Presentation on theme: "Build a Culture that Makes Your Team a Hero"— Presentation transcript:
1Build a Culture that Makes Your Team a Hero Results Rule!®Build a Culture that Makes Your Team a Hero
2Session ObjectivesDetermine the gaps between your existing culture and a culture where everyone is committed to delivering resultsDiscuss the importance of pursuing the best, over the easiestDiscuss the fundamental expectations for your operation and the opportunities to be distinctiveDiscuss actions to focus the energy within your operationDiscuss ways to improve relationships and build partnerships with your teamDiscuss ways to get everyone on your team to be open, honest, and candid about how to make your operation betterDiscuss ways to motivate and encourage others to changeDiscuss ways to promote personal accountability within your organization
4The secret to consistently delivering amazing results is an intangible The secret to consistently delivering amazing results is an intangible. It is the culture.
5You can identify a culture that delivers consistent results because of these three things:A commitment to turning every customer encounter into an experience to remember.Everyone stepping up to make sure the work is done right the first time.Every person at every level is responsible and accountable for meeting budgets, timelines, and performance standards.
6Delivering results and building a great culture is a choice. Choices define our actions.Actions form our habits.Habits, over time, form our culture.
7The first question you have to ask yourself is how good do you want to be.
8The decision to be the best is extremely important The decision to be the best is extremely important. It should drive every decision you make.
9In today’s world, pursuing the best means that: Fundamentals are the minimum.Being distinctive is the difference.
10Two of the obstacles to pursuing the best over the easiest in every area of your operation are: Values that promote short-term thinking over a long-term approach to success.Lack of consistency.
11Pursuing the best and developing a culture that consistently delivers results is not about a mission statement, a vision statement, or a poster to hang on the wall. It is a way of thinking about every aspect of your business.
12There are three crucial actions you can take to focus your group’s energy to deliver results: Setting expectations.Refining processes.Measuring progress and performance.
13The best expectations are: Clear and understandable.An extension of your beliefs and values.Linked to something more than just the bottom line.
14Two places to go to learn about the best processes you should implement are: Other outstanding performers.Asking your customers what they want.
15Asking people to work for a year—or even for six months—without receiving feedback on their performance is like asking them to bowl an entire game blindfolded.
16The primary purpose of the morning meeting at Sewell Motors is to do which of the following: Let everyone know where they are on meeting their weekly objectives at the beginning of each day
17It is estimated that 2.2 million Canadian workers are actively disengaged at a cost of $25 to $30 billion per year.
18To build partnerships with your team you must do these three things: Build trust.Create a great environment.Show people that you care.
19The top three causes of mistrust in the workplace are: Not doing what you said you would do.Openness of communication.Amount and availability of communication.

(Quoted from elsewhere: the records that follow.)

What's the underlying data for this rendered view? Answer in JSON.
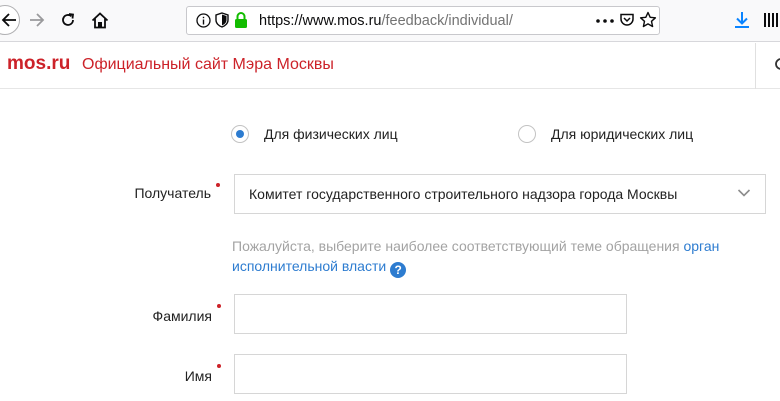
{
  "browser": {
    "url_host": "https://www.mos.ru",
    "url_path": "/feedback/individual/"
  },
  "site": {
    "logo": "mos.ru",
    "title": "Официальный сайт Мэра Москвы",
    "brand_color": "#cc2229"
  },
  "form": {
    "applicant_type": {
      "options": [
        {
          "label": "Для физических лиц",
          "selected": true
        },
        {
          "label": "Для юридических лиц",
          "selected": false
        }
      ]
    },
    "recipient": {
      "label": "Получатель",
      "value": "Комитет государственного строительного надзора города Москвы",
      "required": true
    },
    "hint": {
      "text": "Пожалуйста, выберите наиболее соответствующий теме обращения",
      "link": "орган исполнительной власти"
    },
    "last_name": {
      "label": "Фамилия",
      "value": "",
      "required": true
    },
    "first_name": {
      "label": "Имя",
      "value": "",
      "required": true
    }
  },
  "colors": {
    "accent": "#2d7cd0",
    "required": "#cc2229"
  }
}
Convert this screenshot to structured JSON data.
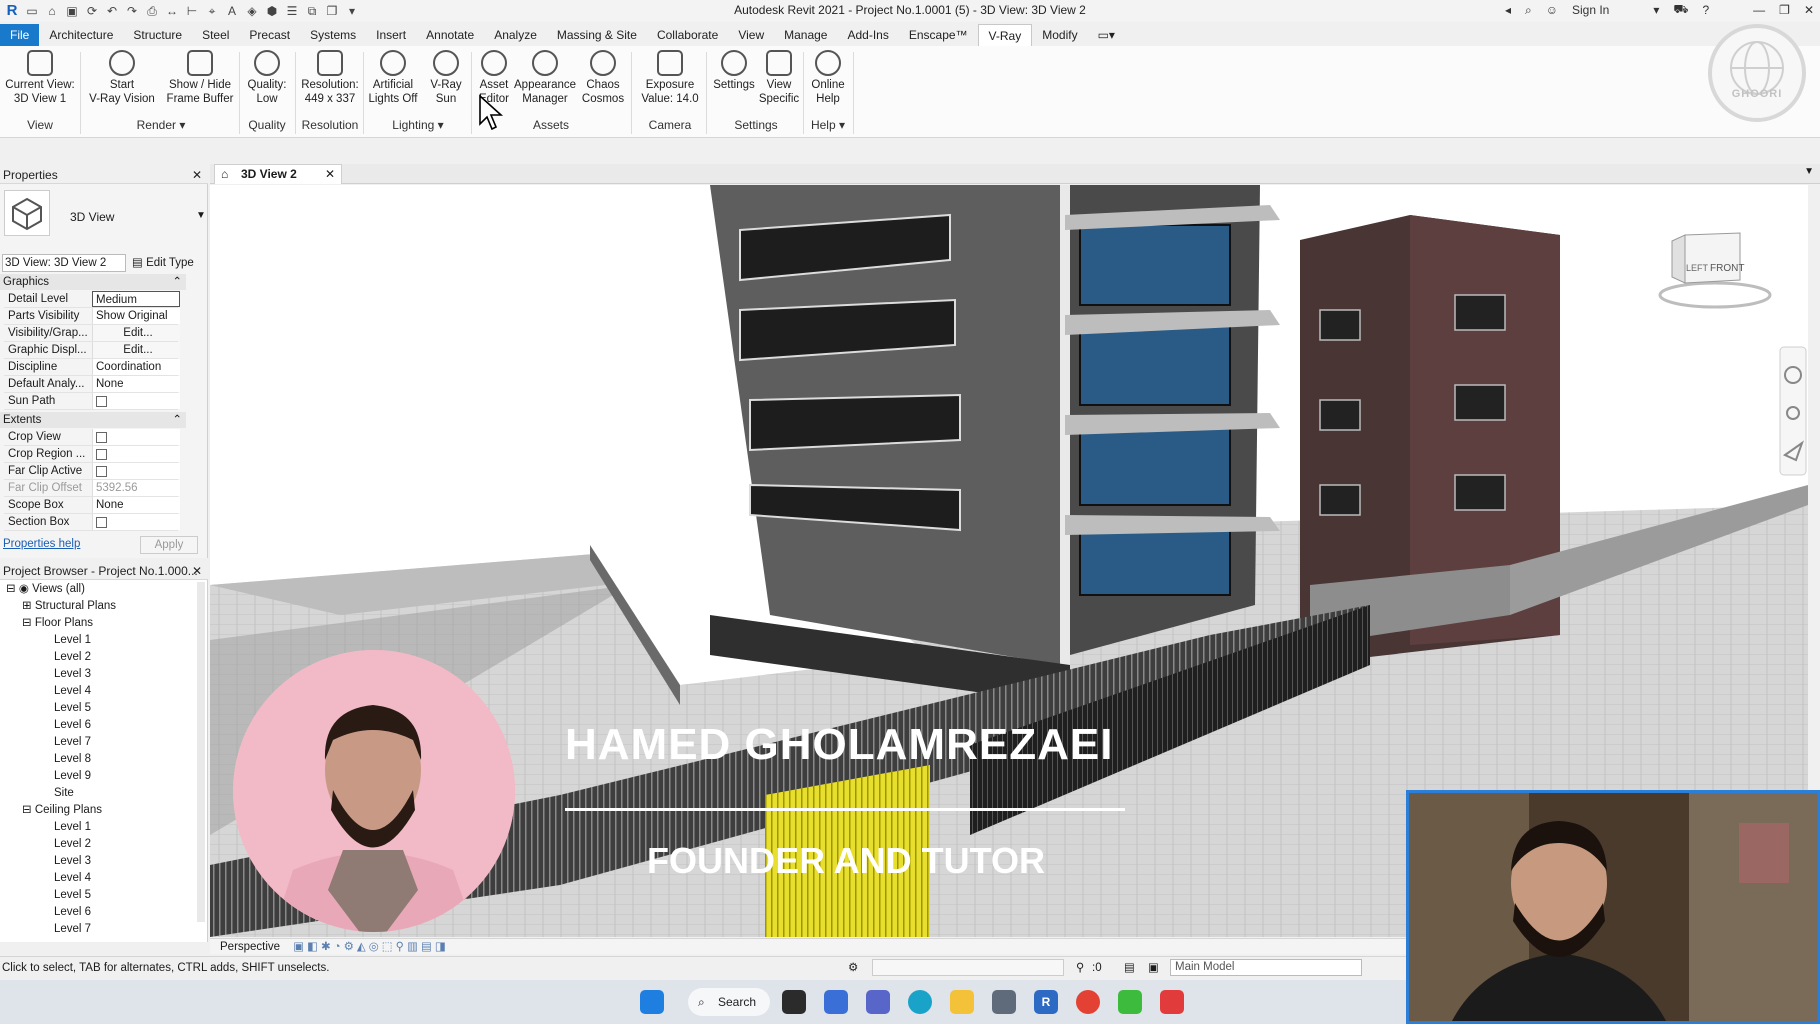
{
  "window": {
    "title": "Autodesk Revit 2021 - Project No.1.0001 (5) - 3D View: 3D View 2",
    "sign_in": "Sign In"
  },
  "tabs": [
    "File",
    "Architecture",
    "Structure",
    "Steel",
    "Precast",
    "Systems",
    "Insert",
    "Annotate",
    "Analyze",
    "Massing & Site",
    "Collaborate",
    "View",
    "Manage",
    "Add-Ins",
    "Enscape™",
    "V-Ray",
    "Modify"
  ],
  "active_tab": "V-Ray",
  "ribbon": {
    "buttons": [
      {
        "l1": "Current View:",
        "l2": "3D View 1"
      },
      {
        "l1": "Start",
        "l2": "V-Ray Vision"
      },
      {
        "l1": "Show / Hide",
        "l2": "Frame Buffer"
      },
      {
        "l1": "Quality:",
        "l2": "Low"
      },
      {
        "l1": "Resolution:",
        "l2": "449 x 337"
      },
      {
        "l1": "Artificial",
        "l2": "Lights Off"
      },
      {
        "l1": "V-Ray",
        "l2": "Sun"
      },
      {
        "l1": "Asset",
        "l2": "Editor"
      },
      {
        "l1": "Appearance",
        "l2": "Manager"
      },
      {
        "l1": "Chaos",
        "l2": "Cosmos"
      },
      {
        "l1": "Exposure",
        "l2": "Value: 14.0"
      },
      {
        "l1": "Settings",
        "l2": ""
      },
      {
        "l1": "View",
        "l2": "Specific"
      },
      {
        "l1": "Online",
        "l2": "Help"
      }
    ],
    "groups": [
      "View",
      "Render",
      "Quality",
      "Resolution",
      "Lighting",
      "Assets",
      "Camera",
      "Settings",
      "Help"
    ],
    "logo_text": "GHOORI"
  },
  "properties": {
    "title": "Properties",
    "type_name": "3D View",
    "view_selector": "3D View: 3D View 2",
    "edit_type": "Edit Type",
    "section_graphics": "Graphics",
    "rows_graphics": [
      {
        "k": "Detail Level",
        "v": "Medium"
      },
      {
        "k": "Parts Visibility",
        "v": "Show Original"
      },
      {
        "k": "Visibility/Grap...",
        "v": "Edit..."
      },
      {
        "k": "Graphic Displ...",
        "v": "Edit..."
      },
      {
        "k": "Discipline",
        "v": "Coordination"
      },
      {
        "k": "Default Analy...",
        "v": "None"
      },
      {
        "k": "Sun Path",
        "v": ""
      }
    ],
    "section_extents": "Extents",
    "rows_extents": [
      {
        "k": "Crop View",
        "v": ""
      },
      {
        "k": "Crop Region ...",
        "v": ""
      },
      {
        "k": "Far Clip Active",
        "v": ""
      },
      {
        "k": "Far Clip Offset",
        "v": "5392.56"
      },
      {
        "k": "Scope Box",
        "v": "None"
      },
      {
        "k": "Section Box",
        "v": ""
      }
    ],
    "help_link": "Properties help",
    "apply": "Apply"
  },
  "browser": {
    "title": "Project Browser - Project No.1.000...",
    "views_all": "Views (all)",
    "structural": "Structural Plans",
    "floor": "Floor Plans",
    "floor_levels": [
      "Level 1",
      "Level 2",
      "Level 3",
      "Level 4",
      "Level 5",
      "Level 6",
      "Level 7",
      "Level 8",
      "Level 9",
      "Site"
    ],
    "ceiling": "Ceiling Plans",
    "ceiling_levels": [
      "Level 1",
      "Level 2",
      "Level 3",
      "Level 4",
      "Level 5",
      "Level 6",
      "Level 7"
    ]
  },
  "viewport": {
    "tab": "3D View 2",
    "mode": "Perspective",
    "viewcube_left": "LEFT",
    "viewcube_front": "FRONT"
  },
  "overlay": {
    "name": "HAMED GHOLAMREZAEI",
    "role": "FOUNDER AND TUTOR"
  },
  "status": {
    "hint": "Click to select, TAB for alternates, CTRL adds, SHIFT unselects.",
    "selection_count": ":0",
    "model": "Main Model"
  },
  "taskbar": {
    "search": "Search"
  }
}
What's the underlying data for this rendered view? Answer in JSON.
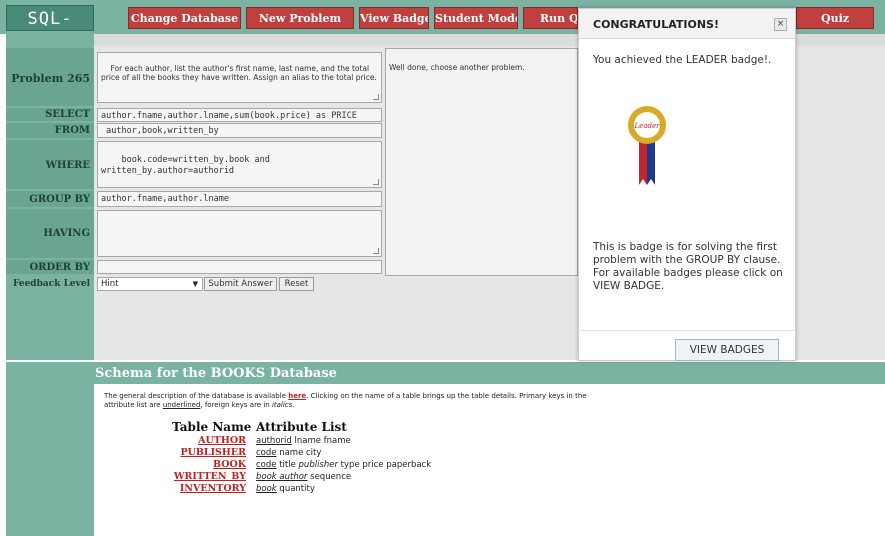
{
  "app": {
    "logo": "SQL-TUTOR"
  },
  "nav": {
    "change_database": "Change Database",
    "new_problem": "New Problem",
    "view_badges": "View Badges",
    "student_model": "Student Model",
    "run_query": "Run Q",
    "quiz": "Quiz"
  },
  "problem": {
    "label": "Problem 265",
    "text": "For each author, list the author's first name, last name, and the total price of all the books they have written. Assign an alias to the total price."
  },
  "clauses": {
    "select_label": "SELECT",
    "select_value": "author.fname,author.lname,sum(book.price) as PRICE",
    "from_label": "FROM",
    "from_value": " author,book,written_by",
    "where_label": "WHERE",
    "where_value": "book.code=written_by.book and\nwritten_by.author=authorid",
    "groupby_label": "GROUP BY",
    "groupby_value": "author.fname,author.lname",
    "having_label": "HAVING",
    "having_value": "",
    "orderby_label": "ORDER BY",
    "orderby_value": ""
  },
  "feedback": {
    "message": "Well done, choose another problem.",
    "level_label": "Feedback Level",
    "level_value": "Hint",
    "submit": "Submit Answer",
    "reset": "Reset"
  },
  "schema": {
    "title": "Schema for the BOOKS Database",
    "desc_part1": "The general description of the database is available ",
    "desc_link": "here",
    "desc_part2": ". Clicking on the name of a table brings up the table details. Primary keys in the attribute list are ",
    "desc_underlined": "underlined",
    "desc_part3": ", foreign keys are in ",
    "desc_italics": "italics",
    "desc_part4": ".",
    "col_table": "Table Name",
    "col_attrs": "Attribute List",
    "tables": [
      {
        "name": "AUTHOR",
        "pk": "authorid",
        "fk": "",
        "rest": " lname fname"
      },
      {
        "name": "PUBLISHER",
        "pk": "code",
        "fk": "",
        "rest": " name city"
      },
      {
        "name": "BOOK",
        "pk": "code",
        "fk": "",
        "rest": " title ",
        "fk_mid": "publisher",
        "rest2": " type price paperback"
      },
      {
        "name": "WRITTEN_BY",
        "pk": "",
        "fk": "book author",
        "rest": " sequence"
      },
      {
        "name": "INVENTORY",
        "pk": "",
        "fk": "book",
        "rest": " quantity"
      }
    ]
  },
  "modal": {
    "title": "CONGRATULATIONS!",
    "close": "×",
    "message": "You achieved the LEADER badge!.",
    "badge_text": "Leader",
    "description": "This is badge is for solving the first problem with the GROUP BY clause. For available badges please click on VIEW BADGE.",
    "button": "VIEW BADGES"
  },
  "colors": {
    "accent_green": "#7bb3a3",
    "nav_red": "#c04040",
    "badge_gold": "#d9a92a",
    "ribbon_red": "#c0262d",
    "ribbon_blue": "#1f3a8a"
  }
}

20The dolphin trainer mentioned in Randy’s story spends about 50% of her time working on the performance and about 50% of her time working on the relationship.
22Building a Results Rule Culture Reference Guide – Part I
233-D Vision can get in the way of seeing the need to change 3-D Vision can get in the way of seeing the need to change. This stands for the following:DenialDistortionDelusion
24Gathering the information you need to help your team and organization succeed requires leaders to do the following:Create the forum/opportunity for people to relax and feel comfortable to talk with you.Build and sustain relationships built on trust so that big issues become small issues.Provide everyone an opportunity to get away from the job/work to talk about bigger picture issues that affect the organization and the culture.
25Your organization can be a hero today and a has-been tomorrow, or vice versa. The only way to continually make results rule is to create an environment where people continually tell you and themselves the truth.
27The ability to change is based on readiness The ability to change is based on readiness. Intellectual understanding is not the same as emotional readiness.
28Heroes understand that there is a natural tension created when there is a compelling vision compared with the reality of the current situation or environment.
29No one wants to change, but everyone wants to improve.
30If we want to motivate people to do things differently on a continual basis – to learn, grow, and adapt – we have to look at what’s on top of our refrigerator. To keep people excited about change you must show them the cookies on top of your refrigerator.
31You have to be relentless and unwavering when it comes to looking at: The contribution people make in terms of the mission and delivering results being equal to their ability to live and practice the organization’s values.
32Any conversation designed to build individual accountability must do these three things: Bring the issue to the individual’s attention in a specific, behavioral, and non-threatening manner.Gain agreement about the nature of the performance issue and the individual’s responsibility for resolving it.Look forward positively to what the person will do in the future to live up to their obligations and expectations.
33The real culprit in holding people accountable for performance that delivers results and behavior that demonstrates our values is:The natural unwillingness to confront people and performance.One outcome of our reluctance to confront others is that 79-cent/small problems grow and grow until they take on a life of their own.
34Before we can hold others accountable for their performance and behavior we must show the courage of accountability to address performance issues that don’t meet expectations as soon as they come up.